NEW: Sexual Assault Evidence Kit (SAEK) Backlog 4-Part Webinar Series
Starting July 14, 2021
Forensic laboratories are often overwhelmed by the volume of sexual assault evidence kits (SAEKs) they receive for processing. This 4-part webinar series, presented jointly by Promega and Bode Technology, addresses legislative issues and workflow efficiencies for SAEK processing in the US. The expert speakers will answer audience questions in a live session after the main presentation.
Eliminate Backlogs of Untested Sexual Assault Kits
When tested, DNA evidence contained by sexual assault kits can be an incredibly powerful tool to solve and prevent crime. DNA evidence from sexual assault kits can:
- Identify an unknown assailent
- Confirm the presence of a known suspect
- Identify serial offenders
- Exonerate the wrongly convicted
To accomplish these things, sexual assault kits must be tested.
Expedited Testing - Non-Backlogged Kits
Bode ASAP offers priority testing of non-backlogged sexual assault kits in as soon as 2, 4, or 8 weeks to help solve and prevent future crime. Agencies submit batches of cases on a weekly basis, and through Bode Cellmark’s streamlined processes, the results are provided to the client quickly and efficiently.
- Prevent Backlogs
- Stop and Prevent Crime

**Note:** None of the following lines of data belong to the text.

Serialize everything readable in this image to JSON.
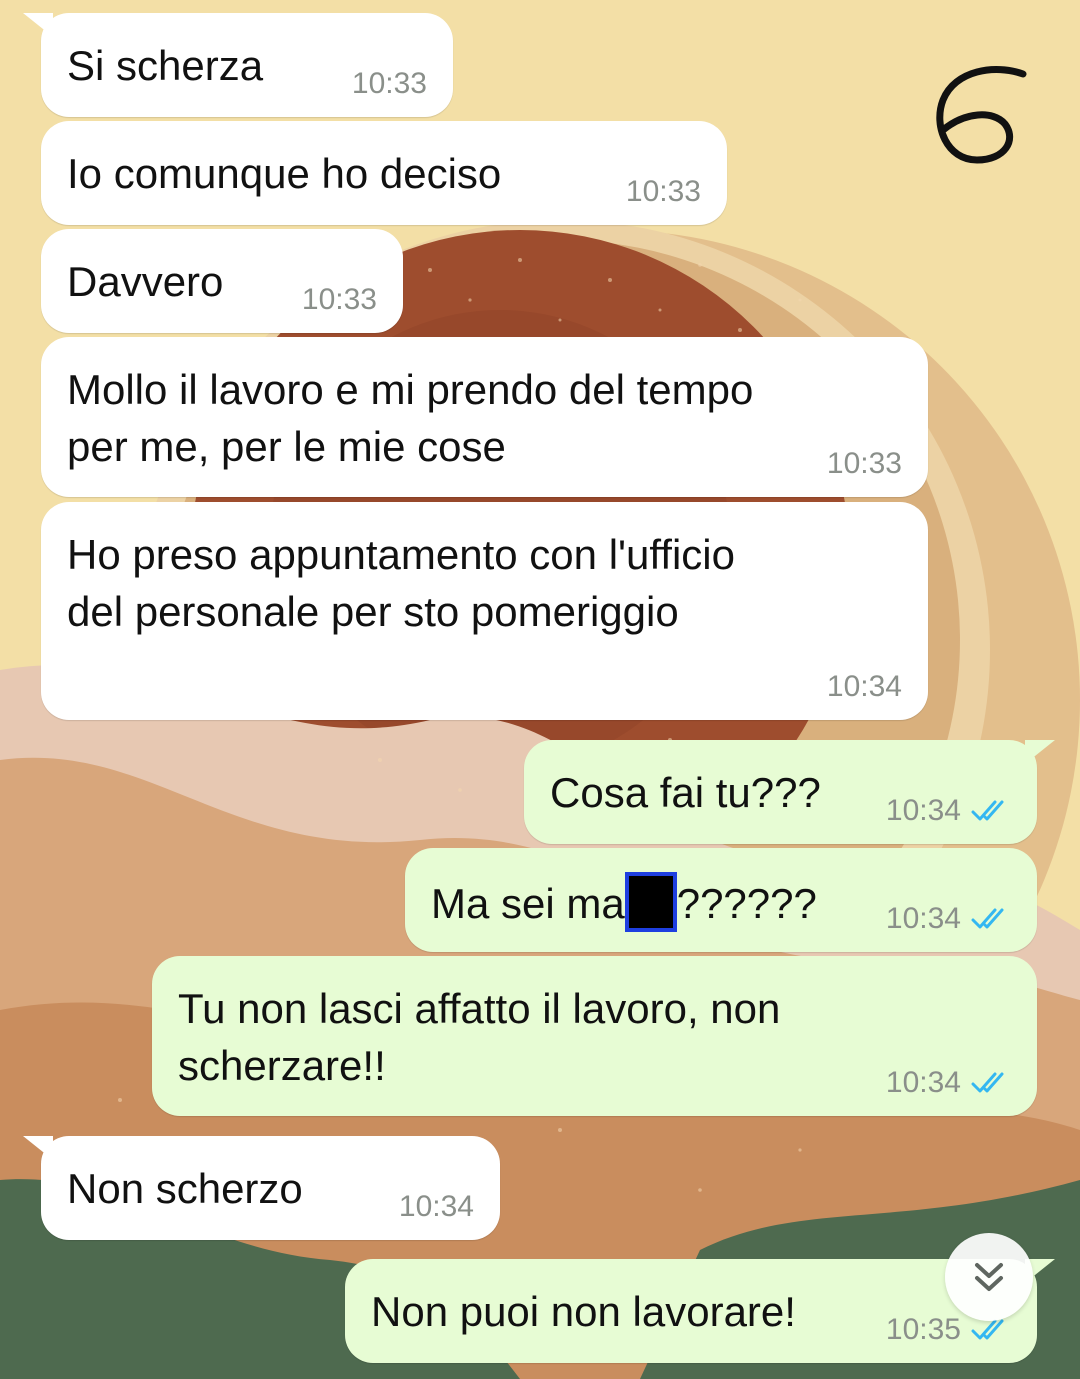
{
  "colors": {
    "incoming_bubble": "#ffffff",
    "outgoing_bubble": "#e7fcd4",
    "read_ticks": "#34b7f1",
    "timestamp": "#8a8f8a"
  },
  "page_mark": "6",
  "messages": [
    {
      "direction": "in",
      "text": "Si scherza",
      "time": "10:33"
    },
    {
      "direction": "in",
      "text": "Io comunque ho deciso",
      "time": "10:33"
    },
    {
      "direction": "in",
      "text": "Davvero",
      "time": "10:33"
    },
    {
      "direction": "in",
      "text": "Mollo il lavoro e mi prendo del tempo\nper me, per le mie cose",
      "time": "10:33"
    },
    {
      "direction": "in",
      "text": "Ho preso appuntamento con l'ufficio\ndel personale per sto pomeriggio",
      "time": "10:34"
    },
    {
      "direction": "out",
      "text": "Cosa fai tu???",
      "time": "10:34",
      "status": "read"
    },
    {
      "direction": "out",
      "text_before": "Ma sei ma",
      "text_after": "??????",
      "time": "10:34",
      "status": "read",
      "redacted": true
    },
    {
      "direction": "out",
      "text": "Tu non lasci affatto il lavoro, non\nscherzare!!",
      "time": "10:34",
      "status": "read"
    },
    {
      "direction": "in",
      "text": "Non scherzo",
      "time": "10:34"
    },
    {
      "direction": "out",
      "text": "Non puoi non lavorare!",
      "time": "10:35",
      "status": "read"
    }
  ],
  "scroll_to_bottom_icon": "double-chevron-down-icon"
}
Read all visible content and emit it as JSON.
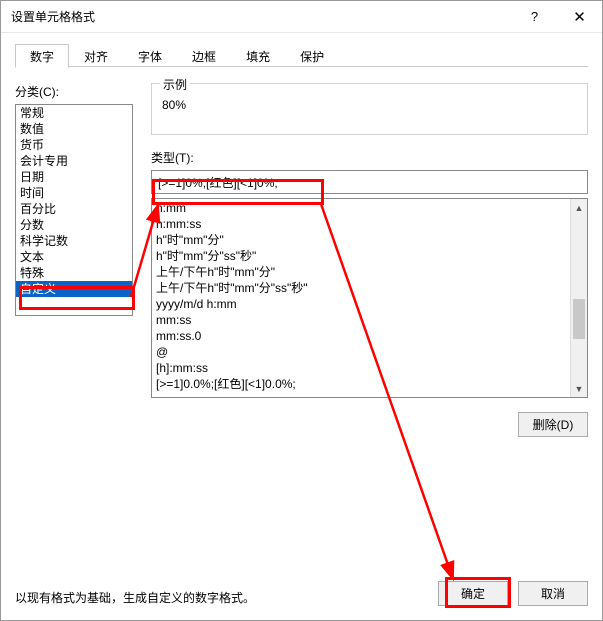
{
  "window": {
    "title": "设置单元格格式"
  },
  "tabs": [
    {
      "label": "数字",
      "active": true
    },
    {
      "label": "对齐"
    },
    {
      "label": "字体"
    },
    {
      "label": "边框"
    },
    {
      "label": "填充"
    },
    {
      "label": "保护"
    }
  ],
  "category": {
    "label": "分类(C):",
    "items": [
      "常规",
      "数值",
      "货币",
      "会计专用",
      "日期",
      "时间",
      "百分比",
      "分数",
      "科学记数",
      "文本",
      "特殊",
      "自定义"
    ],
    "selected_index": 11
  },
  "example": {
    "legend": "示例",
    "value": "80%"
  },
  "type": {
    "label": "类型(T):",
    "value": "[>=1]0%;[红色][<1]0%;",
    "formats": [
      "h:mm",
      "h:mm:ss",
      "h\"时\"mm\"分\"",
      "h\"时\"mm\"分\"ss\"秒\"",
      "上午/下午h\"时\"mm\"分\"",
      "上午/下午h\"时\"mm\"分\"ss\"秒\"",
      "yyyy/m/d h:mm",
      "mm:ss",
      "mm:ss.0",
      "@",
      "[h]:mm:ss",
      "[>=1]0.0%;[红色][<1]0.0%;"
    ]
  },
  "buttons": {
    "delete": "删除(D)",
    "ok": "确定",
    "cancel": "取消"
  },
  "help": "以现有格式为基础，生成自定义的数字格式。"
}
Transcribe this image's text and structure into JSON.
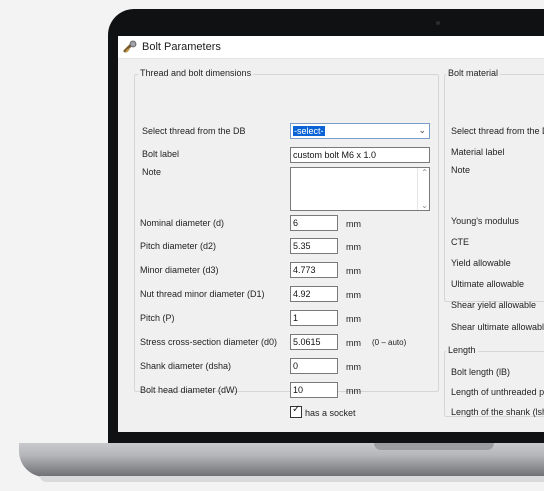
{
  "window": {
    "title": "Bolt Parameters"
  },
  "left_group": {
    "legend": "Thread and bolt dimensions",
    "select_thread_label": "Select thread from the DB",
    "select_thread_value": "-select-",
    "bolt_label_label": "Bolt label",
    "bolt_label_value": "custom bolt M6 x 1.0",
    "note_label": "Note",
    "fields": [
      {
        "label": "Nominal diameter (d)",
        "value": "6",
        "unit": "mm"
      },
      {
        "label": "Pitch diameter (d2)",
        "value": "5.35",
        "unit": "mm"
      },
      {
        "label": "Minor diameter (d3)",
        "value": "4.773",
        "unit": "mm"
      },
      {
        "label": "Nut thread minor diameter (D1)",
        "value": "4.92",
        "unit": "mm"
      },
      {
        "label": "Pitch (P)",
        "value": "1",
        "unit": "mm"
      },
      {
        "label": "Stress cross-section diameter (d0)",
        "value": "5.0615",
        "unit": "mm",
        "note": "(0 – auto)"
      },
      {
        "label": "Shank diameter (dsha)",
        "value": "0",
        "unit": "mm"
      },
      {
        "label": "Bolt head diameter (dW)",
        "value": "10",
        "unit": "mm"
      }
    ],
    "socket_label": "has a socket",
    "socket_checked": true
  },
  "right_group": {
    "legend": "Bolt material",
    "select_thread_label": "Select thread from the D",
    "material_label": "Material label",
    "note_label": "Note",
    "props": [
      "Young's modulus",
      "CTE",
      "Yield allowable",
      "Ultimate allowable",
      "Shear yield allowable",
      "Shear ultimate allowabl"
    ]
  },
  "length_group": {
    "legend": "Length",
    "items": [
      "Bolt length (lB)",
      "Length of unthreaded pa",
      "Length of the shank (lsha"
    ]
  },
  "icons": {
    "app": "bolt-wrench-icon",
    "dropdown": "chevron-down-icon",
    "scroll_up": "arrow-up-icon",
    "scroll_down": "arrow-down-icon",
    "check": "check-icon"
  }
}
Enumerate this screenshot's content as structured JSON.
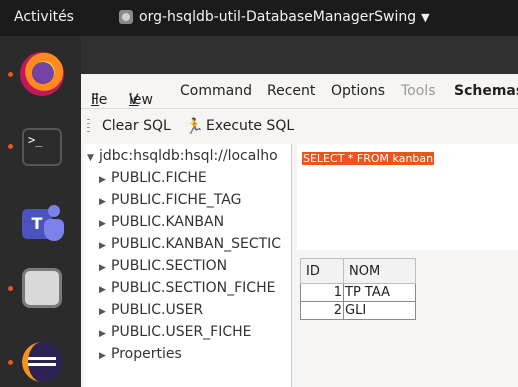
{
  "topbar": {
    "activities": "Activités",
    "app_name": "org-hsqldb-util-DatabaseManagerSwing",
    "caret": "▼"
  },
  "dock": {
    "items": [
      {
        "name": "Firefox",
        "running": true
      },
      {
        "name": "Terminal",
        "running": true,
        "glyph": ">_"
      },
      {
        "name": "Microsoft Teams",
        "running": false,
        "glyph": "T"
      },
      {
        "name": "Files",
        "running": true
      },
      {
        "name": "Eclipse",
        "running": true
      }
    ],
    "accent": "#e95420"
  },
  "menubar": {
    "file": "File",
    "view": "View",
    "command": "Command",
    "recent": "Recent",
    "options": "Options",
    "tools": "Tools",
    "schemas": "Schemas"
  },
  "toolbar": {
    "clear_sql": "Clear SQL",
    "execute_sql": "Execute SQL"
  },
  "tree": {
    "root": "jdbc:hsqldb:hsql://localho",
    "items": [
      "PUBLIC.FICHE",
      "PUBLIC.FICHE_TAG",
      "PUBLIC.KANBAN",
      "PUBLIC.KANBAN_SECTIC",
      "PUBLIC.SECTION",
      "PUBLIC.SECTION_FICHE",
      "PUBLIC.USER",
      "PUBLIC.USER_FICHE",
      "Properties"
    ]
  },
  "sql": {
    "query": "SELECT * FROM kanban",
    "highlight": "#e95420"
  },
  "results": {
    "columns": [
      "ID",
      "NOM"
    ],
    "rows": [
      [
        "1",
        "TP TAA"
      ],
      [
        "2",
        "GLI"
      ]
    ]
  }
}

Bode's Sexual Assault Kit Backlog reduction programs have helped agencies across the United States clear backlogs of sexual assault kits. For over 25 years, Bode's unmatched experience have have helped clear backlogs at the city-wide, county-wide, and state-wide levels.
Other On Demand Webinars:
- The 6 Pillars of Approaching Sexual Assault Kit Backlogs - Click Here for On Demand Webinar
- Sexual Assault Kit Tracking: The Approach and Impact of Statewide Tracking - Click Here for On Demand Webinar
- Automation and Speed: Creating a Process for 2-week Turnaround of Sexual Assault Kit Evidence - Click Here for On Demand Webinar
1. Holder EH, Robinson LO, Laub JH. The Road Ahead: Unanalyzed Evidence in Sexual Assault Cases. U.S. Department of Justice: National Institute of Justice. https://www.ncjrs.gov/pdffiles1/nij/233279.pdf. Published May 2011. Accessed August 6, 2018.
2. U.S. Department of Justice. 2016 Crime in the United States: Table 1. https://ucr.fbi.gov/crime-in-the-u.s/2016/crime-in-the-u.s.-2016/tables/.... Accessed August 14, 2018.
3. U.S. Department of Justice. 2016 Crime in the United States: Table 18. https://ucr.fbi.gov/crime-in-the-u.s/2016/crime-in-the-u.s.-2016/topic-p.... Accessed August 14, 2018.
4. U.S. Department of Justice. Uniform Crime Report: Crime in the United States, 2016. https://ucr.fbi.gov/crime-in-the-u.s/2016/crime-in-the-u.s.-2016/topic-p.... Published Fall 2017. Accessed August 14, 2018.
5. Ritter N. Solving sexual assaults: Finding answers through research. NIJ Journal. 2012; 270:4-17.